How do I check my certificates on Firefox?


While Firefox on Apple Mac OS X and Firefox on Microsoft Windows are similar, the process to view the certificate store differs slightly.  This Knowledge Base Article will explain the process for Firefox on both OS X and Windows.

    • Windows - In the Firefox window, click on Tools and select Options from the drop down menu.
    • Mac - In the Menu window, click on Firefox and select Preferences from the drop down menu.

  1. In the Options window that appears, click on the Advanced section at the very top.  This is denoted by a gray gear.

  2. Once you have selected the Advanced gear at the top, click on the Encryption tab if it is not already selected. The bottom contents of the Options window change.
  3. Click on the View Certificates button.
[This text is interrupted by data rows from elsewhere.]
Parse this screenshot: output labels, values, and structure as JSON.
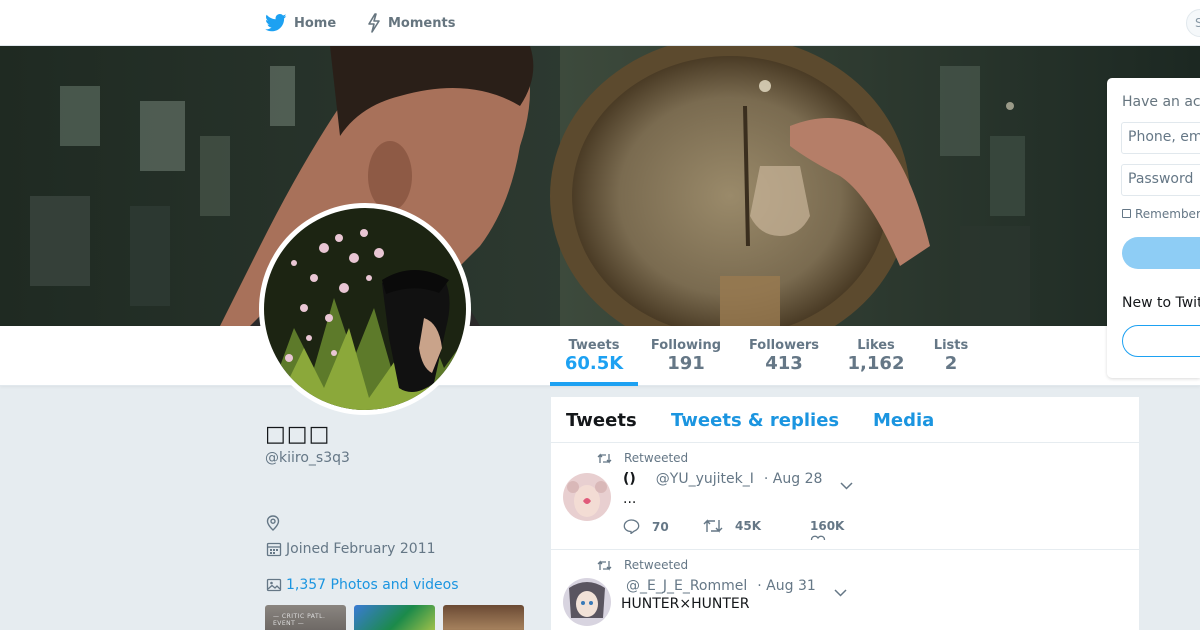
{
  "nav": {
    "home_label": "Home",
    "moments_label": "Moments",
    "search_edge": "S"
  },
  "signin": {
    "title": "Have an ac",
    "phone_placeholder": "Phone, em",
    "password_placeholder": "Password",
    "remember_label": "Remember",
    "new_to_twitter": "New to Twit"
  },
  "profile": {
    "name": "□□□",
    "handle": "@kiiro_s3q3",
    "joined": "Joined February 2011",
    "photos_link": "1,357 Photos and videos",
    "thumb1_text": "— CRITIC PATL. EVENT —",
    "stats": {
      "tweets_label": "Tweets",
      "tweets_value": "60.5K",
      "following_label": "Following",
      "following_value": "191",
      "followers_label": "Followers",
      "followers_value": "413",
      "likes_label": "Likes",
      "likes_value": "1,162",
      "lists_label": "Lists",
      "lists_value": "2"
    }
  },
  "timeline": {
    "tabs": [
      "Tweets",
      "Tweets & replies",
      "Media"
    ],
    "tweets": [
      {
        "context": "Retweeted",
        "name": "()",
        "handle": "@YU_yujitek_I",
        "date": "· Aug 28",
        "text": "...",
        "replies": "70",
        "retweets": "45K",
        "likes": "160K"
      },
      {
        "context": "Retweeted",
        "name": "",
        "handle": "@_E_J_E_Rommel",
        "date": "· Aug 31",
        "text": "HUNTER×HUNTER"
      }
    ]
  },
  "colors": {
    "accent": "#1da1f2",
    "link": "#1b95e0",
    "muted": "#657786",
    "page_bg": "#e6ecf0"
  },
  "icons": [
    "twitter-bird-icon",
    "lightning-icon",
    "location-icon",
    "calendar-icon",
    "image-icon",
    "retweet-icon",
    "reply-icon",
    "like-icon",
    "chevron-down-icon"
  ]
}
The Certificate Manager window should appear.

  4. Once the Certificate Manager window appears, use the tabs to navigate through the certificate store that you would like to view.  Below is an overview of each tab.

Your Certificates - these are the certificates that you have both private and public key to.  These certificates could be used for a number of things, such as signing email, decrypting messages, accessing a website, etc.  What these certificates do are defined by the key usage.

People - These are the certificates that your computer has stored, yet does not have the private key to.

Servers - These are the certificates that have been installed manually from a website and do not contain the private key.  Some website are untrusted because of SSL Certificate problems.  When you add an exception so that you can view these websites, it installs an SSL Certificate here.

- These are the Root Certificates that Firefox trusts.  Any personal certificate that falls underneath any of these roots will be trusted (unless the certificate is revoked or expired).  The Root certificates that come with Firefox are called Built-In Objects as they ship with a fresh install of Firefox.  The list also includes any intermediate certificates that have been installed and are trusted.